HARRISBURG - A House transportation funding plan approved on a third try Tuesday night, local legislators Lynda Schlegel-Culver and Kurt Masser were looking forward to the Central Susquehanna Valley Thruway (CSVT) finally getting off the ground.

"I don't think the bill was perfect; I would like to have seen a number of other things done," Masser said. "But it was a bill we had to move. This will certainly put a lot of my constituents to work."

Culver called it a "victory" for CSVT.

The House vote salvaged the $2.3 billion transportation spending proposal and approved the same measure just one night after narrowly defeating it, twice.

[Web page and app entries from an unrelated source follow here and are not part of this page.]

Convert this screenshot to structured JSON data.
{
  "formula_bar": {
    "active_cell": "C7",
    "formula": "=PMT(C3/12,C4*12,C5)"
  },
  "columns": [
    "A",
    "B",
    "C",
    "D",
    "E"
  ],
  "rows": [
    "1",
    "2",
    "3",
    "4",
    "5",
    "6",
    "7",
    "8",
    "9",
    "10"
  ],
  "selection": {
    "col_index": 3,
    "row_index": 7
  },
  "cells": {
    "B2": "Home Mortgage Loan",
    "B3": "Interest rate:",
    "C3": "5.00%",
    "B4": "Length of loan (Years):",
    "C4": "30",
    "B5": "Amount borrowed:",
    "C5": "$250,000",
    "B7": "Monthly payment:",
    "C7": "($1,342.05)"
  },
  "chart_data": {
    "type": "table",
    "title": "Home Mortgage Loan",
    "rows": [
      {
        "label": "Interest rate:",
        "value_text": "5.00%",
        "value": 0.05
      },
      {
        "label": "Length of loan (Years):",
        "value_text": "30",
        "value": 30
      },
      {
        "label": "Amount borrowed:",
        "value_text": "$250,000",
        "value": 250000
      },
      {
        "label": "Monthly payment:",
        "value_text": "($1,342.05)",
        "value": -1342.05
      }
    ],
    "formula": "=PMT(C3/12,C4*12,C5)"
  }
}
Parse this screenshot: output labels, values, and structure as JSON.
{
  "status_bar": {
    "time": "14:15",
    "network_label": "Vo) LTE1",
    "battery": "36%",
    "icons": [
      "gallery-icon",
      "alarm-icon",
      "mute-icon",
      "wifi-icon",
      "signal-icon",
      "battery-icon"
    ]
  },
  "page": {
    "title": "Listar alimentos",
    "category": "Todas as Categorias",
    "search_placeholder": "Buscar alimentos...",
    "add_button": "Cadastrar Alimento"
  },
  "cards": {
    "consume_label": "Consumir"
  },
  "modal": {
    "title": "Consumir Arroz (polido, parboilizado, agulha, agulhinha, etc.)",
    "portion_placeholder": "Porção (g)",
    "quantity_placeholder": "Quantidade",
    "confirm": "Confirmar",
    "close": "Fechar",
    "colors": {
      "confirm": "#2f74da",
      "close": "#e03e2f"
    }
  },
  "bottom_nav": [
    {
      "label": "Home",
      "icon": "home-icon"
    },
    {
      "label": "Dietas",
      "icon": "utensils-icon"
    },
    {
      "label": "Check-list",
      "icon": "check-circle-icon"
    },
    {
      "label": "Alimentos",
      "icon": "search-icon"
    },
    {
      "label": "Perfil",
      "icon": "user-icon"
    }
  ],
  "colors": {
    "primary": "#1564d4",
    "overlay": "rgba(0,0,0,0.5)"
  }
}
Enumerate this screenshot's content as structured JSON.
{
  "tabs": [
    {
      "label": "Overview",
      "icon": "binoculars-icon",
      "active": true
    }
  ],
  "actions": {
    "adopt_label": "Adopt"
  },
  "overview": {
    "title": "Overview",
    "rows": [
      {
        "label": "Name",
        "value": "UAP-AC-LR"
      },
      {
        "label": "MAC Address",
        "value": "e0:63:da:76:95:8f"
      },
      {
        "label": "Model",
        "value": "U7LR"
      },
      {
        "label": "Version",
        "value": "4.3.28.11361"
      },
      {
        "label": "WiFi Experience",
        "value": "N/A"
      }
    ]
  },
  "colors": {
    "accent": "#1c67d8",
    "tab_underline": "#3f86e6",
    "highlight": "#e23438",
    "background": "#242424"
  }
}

The 106-95 vote was a test of support for the Republican-sponsored measure that's backed by Gov. Tom Corbett, the Associated Press reported. The proposal would raise gasoline taxes

and numerous motorist fees to spend billions on roads, bridges and mass transit systems. Culver expects final passage could come Thursday as the bill continues to be tweaked.

Transportation Secretary Barry Schoch says he thinks some lawmakers changed their votes after taking a day to think about it and realizing that their vote would be needed to pass a transportation bill, AP said.

It's a top priority of Senate leaders, and Senate Majority Leader Dominic Pileggi's office says it appears close to what an overwhelming Senate majority approved in June.

Culver (R-108) breathed a sigh of relief after Tuesday night's vote. She was optimistic in an interview about 5 p.m. that it would pass, but the vote had yet to be scheduled. The House then returned to the floor about 6:45 p.m.

"In Northumberland County alone, there are 160 bridges that need fixing and countless miles of roads that could be improved," she said prior to Tuesday's vote. "This is clearly a safety issue."

In April, Culver, Masser, Sen. John Gordner and others gathered in Shamokin Dam to tout the thruway as the largest project in a transportation bill that at that time seemed destined for easy approval.

The funding plan is expected to increase gas prices by as much as 28.5 cents per gallon, but Culver rejects the notion it's a massive tax increase. She said it would cost motorists an average of $2.50 to $4 more a week.

"We have the farm bureau, trucking unions, township and county associations all coming forward and supporting our efforts," she said.

"We will no longer have communities held hostage because of traffic jams," she added about the thruway. "This is something this area has been waiting for since 1969."

Masser (R-107) acknowledged the vote was tough, but he blamed that in part on past inaction.

"It was 10 years ago that (former Gov. Ed) Rendell had the special session on transportation and nothing has been done since. Every day we do nothing, it costs us a million dollars more," he said.

Masser said businesses have been hesitant to relocate to Pennsylvania because of its structurally deficient roads and bridges.

"We had to do something," he said.